Check every line of the material below, and show those that contain "Default".

Excerpted records
---*---

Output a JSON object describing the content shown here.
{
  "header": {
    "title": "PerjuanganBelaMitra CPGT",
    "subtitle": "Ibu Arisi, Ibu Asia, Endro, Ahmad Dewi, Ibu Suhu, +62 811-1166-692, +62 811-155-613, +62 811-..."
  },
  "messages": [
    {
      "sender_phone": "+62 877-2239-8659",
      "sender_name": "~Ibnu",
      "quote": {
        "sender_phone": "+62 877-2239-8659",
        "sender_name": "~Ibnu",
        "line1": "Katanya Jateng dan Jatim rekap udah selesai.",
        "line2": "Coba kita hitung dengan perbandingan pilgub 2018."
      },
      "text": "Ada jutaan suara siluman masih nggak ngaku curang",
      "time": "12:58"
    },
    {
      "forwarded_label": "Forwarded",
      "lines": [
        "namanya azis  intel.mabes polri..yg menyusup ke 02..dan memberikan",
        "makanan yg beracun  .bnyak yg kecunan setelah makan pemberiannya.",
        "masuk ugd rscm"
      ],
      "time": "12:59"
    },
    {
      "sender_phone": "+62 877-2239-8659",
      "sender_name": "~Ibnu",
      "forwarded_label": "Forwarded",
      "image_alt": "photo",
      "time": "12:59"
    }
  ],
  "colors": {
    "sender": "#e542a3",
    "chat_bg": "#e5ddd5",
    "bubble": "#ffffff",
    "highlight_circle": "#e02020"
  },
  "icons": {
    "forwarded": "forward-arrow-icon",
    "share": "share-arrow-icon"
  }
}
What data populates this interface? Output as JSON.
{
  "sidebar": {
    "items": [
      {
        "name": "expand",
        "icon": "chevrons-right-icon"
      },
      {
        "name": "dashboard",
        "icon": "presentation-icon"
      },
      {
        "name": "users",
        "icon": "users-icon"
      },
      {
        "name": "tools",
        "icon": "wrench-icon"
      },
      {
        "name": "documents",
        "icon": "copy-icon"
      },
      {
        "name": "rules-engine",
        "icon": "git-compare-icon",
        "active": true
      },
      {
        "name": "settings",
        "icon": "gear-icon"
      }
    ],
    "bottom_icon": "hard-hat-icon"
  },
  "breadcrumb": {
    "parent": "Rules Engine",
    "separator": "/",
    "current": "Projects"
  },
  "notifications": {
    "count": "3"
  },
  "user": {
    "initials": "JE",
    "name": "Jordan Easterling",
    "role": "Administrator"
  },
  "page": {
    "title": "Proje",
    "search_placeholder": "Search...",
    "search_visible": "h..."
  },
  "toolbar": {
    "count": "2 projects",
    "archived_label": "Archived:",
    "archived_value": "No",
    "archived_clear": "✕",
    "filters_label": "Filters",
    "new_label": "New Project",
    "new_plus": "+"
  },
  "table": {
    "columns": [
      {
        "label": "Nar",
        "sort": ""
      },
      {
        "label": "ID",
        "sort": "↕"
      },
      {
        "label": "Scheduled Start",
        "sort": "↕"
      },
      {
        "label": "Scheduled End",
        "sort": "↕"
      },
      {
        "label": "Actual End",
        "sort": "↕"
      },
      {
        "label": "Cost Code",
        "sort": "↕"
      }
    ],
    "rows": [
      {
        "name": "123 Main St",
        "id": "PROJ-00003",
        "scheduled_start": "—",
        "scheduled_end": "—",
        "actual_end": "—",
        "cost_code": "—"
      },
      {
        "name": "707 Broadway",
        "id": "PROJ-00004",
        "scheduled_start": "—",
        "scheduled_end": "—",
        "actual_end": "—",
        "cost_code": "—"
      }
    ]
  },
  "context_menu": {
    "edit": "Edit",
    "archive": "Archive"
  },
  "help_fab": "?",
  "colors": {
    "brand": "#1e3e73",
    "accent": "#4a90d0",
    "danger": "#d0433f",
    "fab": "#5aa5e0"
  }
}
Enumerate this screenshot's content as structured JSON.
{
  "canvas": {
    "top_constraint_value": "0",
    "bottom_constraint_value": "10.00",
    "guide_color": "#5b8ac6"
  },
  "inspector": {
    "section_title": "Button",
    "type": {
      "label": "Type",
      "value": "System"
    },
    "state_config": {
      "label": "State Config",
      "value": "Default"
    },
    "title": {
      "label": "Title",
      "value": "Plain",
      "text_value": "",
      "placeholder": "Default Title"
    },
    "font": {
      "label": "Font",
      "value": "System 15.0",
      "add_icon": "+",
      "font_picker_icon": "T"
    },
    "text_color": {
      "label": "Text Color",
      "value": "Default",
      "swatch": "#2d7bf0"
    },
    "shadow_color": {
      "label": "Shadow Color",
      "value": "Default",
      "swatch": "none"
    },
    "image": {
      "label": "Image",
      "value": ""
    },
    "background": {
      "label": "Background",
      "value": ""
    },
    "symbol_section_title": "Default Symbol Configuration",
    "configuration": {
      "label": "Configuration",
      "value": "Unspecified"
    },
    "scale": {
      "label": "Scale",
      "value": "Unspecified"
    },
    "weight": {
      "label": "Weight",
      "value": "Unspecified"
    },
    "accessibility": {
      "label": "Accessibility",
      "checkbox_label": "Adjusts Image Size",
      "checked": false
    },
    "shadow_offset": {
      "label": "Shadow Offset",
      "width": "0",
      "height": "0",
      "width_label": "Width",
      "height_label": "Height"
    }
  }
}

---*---

Response to the task
      "value": "Default"
      "placeholder": "Default Title"
      "value": "Default",
      "value": "Default",
    "symbol_section_title": "Default Symbol Configuration",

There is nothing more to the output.